Use your Smartphone to move a pointer on a remote page with JavaScript

Sanjeet Chatterjee built this nice demo where your smartphone can act as a virtual pointer for a webpage.

With a fundamental shift to the web, we are able to do really cool things right from our browser. In this tutorial, we will be utilising the Generic Sensor API to turn your smartphone into a pointer with real-time tracking.

Just like you use a Wiimote (Wii Controller), you can tilt/move your phone to move the dot on the page:

The “quaternions” provided by the AbsoluteOrientationSensor API are converted to yaw and roll, which are then transferred to the canvas-page using websockets.

Unfortunately the demo doesn’t work on iOS (MobileSafari) or Firefox, as those browsers do not support AbsoluteOrientationSensor:

Data on support for the mdn-api__AbsoluteOrientationSensor feature across the major browsers

💡 Shown above is an interactive embed, showing an always up-to-date support table. By the time you are reading this browser support might have become better.

For those browsers, a fallback using the deviceorientation event could be implemented.

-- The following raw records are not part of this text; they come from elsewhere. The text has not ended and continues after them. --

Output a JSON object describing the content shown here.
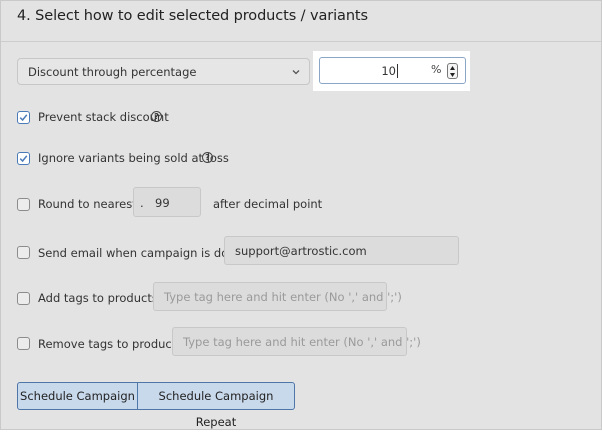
{
  "section": {
    "title": "4. Select how to edit selected products / variants"
  },
  "edit_method": {
    "selected": "Discount through percentage"
  },
  "amount": {
    "value": "10",
    "unit": "%"
  },
  "options": {
    "prevent_stack": {
      "label": "Prevent stack discount",
      "checked": true
    },
    "ignore_loss": {
      "label": "Ignore variants being sold at loss",
      "checked": true
    },
    "round": {
      "label": "Round to nearest",
      "prefix": ".",
      "value": "99",
      "suffix": "after decimal point",
      "checked": false
    },
    "send_email": {
      "label": "Send email when campaign is done",
      "email": "support@artrostic.com",
      "checked": false
    },
    "add_tags": {
      "label": "Add tags to products",
      "placeholder": "Type tag here and hit enter (No ',' and ';')",
      "checked": false
    },
    "remove_tags": {
      "label": "Remove tags to products",
      "placeholder": "Type tag here and hit enter (No ',' and ';')",
      "checked": false
    }
  },
  "actions": {
    "schedule": "Schedule Campaign",
    "schedule_repeat": "Schedule Campaign Repeat"
  },
  "colors": {
    "accent": "#4a7ab8",
    "panel_bg": "#e3e3e3",
    "button_bg": "#c9d9ec"
  }
}
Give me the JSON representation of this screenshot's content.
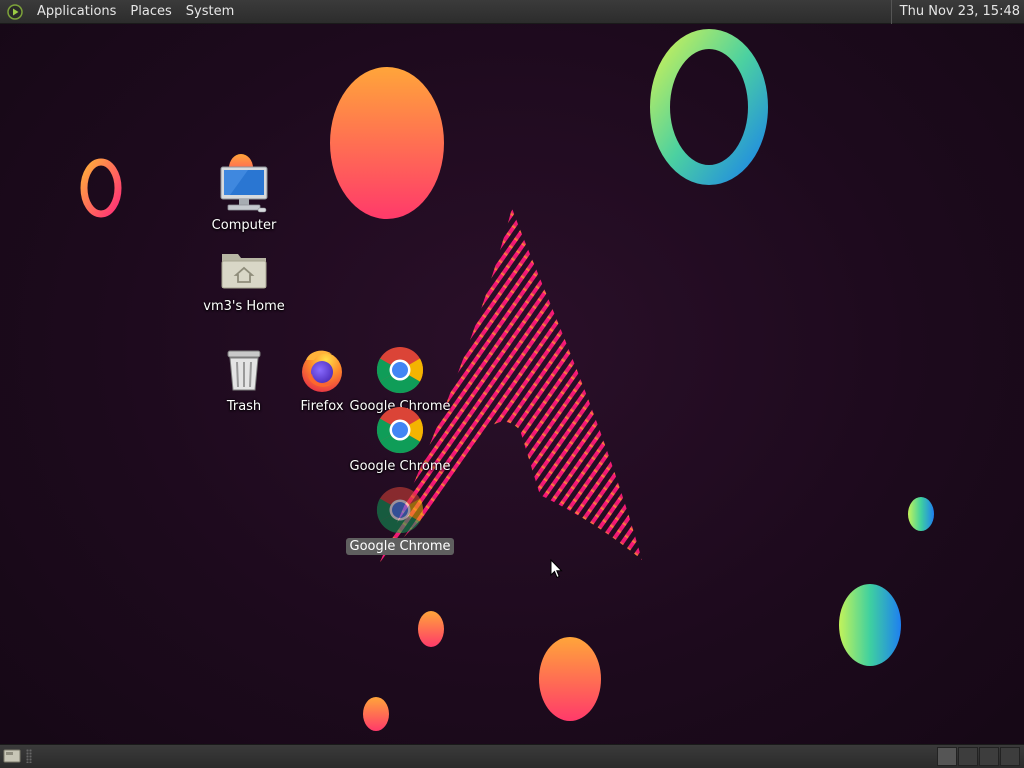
{
  "top_panel": {
    "menus": [
      "Applications",
      "Places",
      "System"
    ],
    "clock": "Thu Nov 23, 15:48"
  },
  "desktop_icons": {
    "computer": "Computer",
    "home": "vm3's Home",
    "trash": "Trash",
    "firefox": "Firefox",
    "chrome_1": "Google Chrome",
    "chrome_2": "Google Chrome",
    "chrome_3": "Google Chrome"
  },
  "bottom_panel": {
    "workspace_count": 4
  },
  "colors": {
    "background": "#1d0a1d",
    "accent_pink": "#e91e63",
    "accent_orange": "#ff9a3c",
    "accent_green": "#b6f06a",
    "accent_blue": "#2196f3"
  }
}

Track Your Smartphone in 2D With JavaScript (Article) →
PhoneTrackingDemo Canvas Page →
PhoneTrackingDemo Controller →
PhoneTrackingDemo Source ( →

💵 This linked article is stuck behind Medium's metered paywall, which may prevent you from reading it. Open the link in an incognito window to bypass Medium's ridiculous reading limit.

☝️ If you lack an Android Smartphone with a modern Chrome on it, you can test it all out using Chrome on Desktop: Open the controller page in Chrome and use the DevTools’ Sensors panel to emulate/override the position of the device.

Blind Spot

While working with CCTV cameras in a project, I was reminded of this short film from 2007:

redaxios – The Axios API, as an 800 byte Fetch wrapper.

Axios has a great API that developers love. Redaxios provides that API in 800 bytes, using native fetch().

For those searching for ways to shave a few kilobytes off of their bundles, that’s less than 1/5th of the size. This is made possible by using the browser’s native Fetch API, which is supported in all modern browsers and polyfilled by most tools including Next.js, Create React App and Preact CLI.

To swith from axios to redaxios, you only need to adjust your import statement

import axios from 'redaxios';
// That's it! Use as you would normally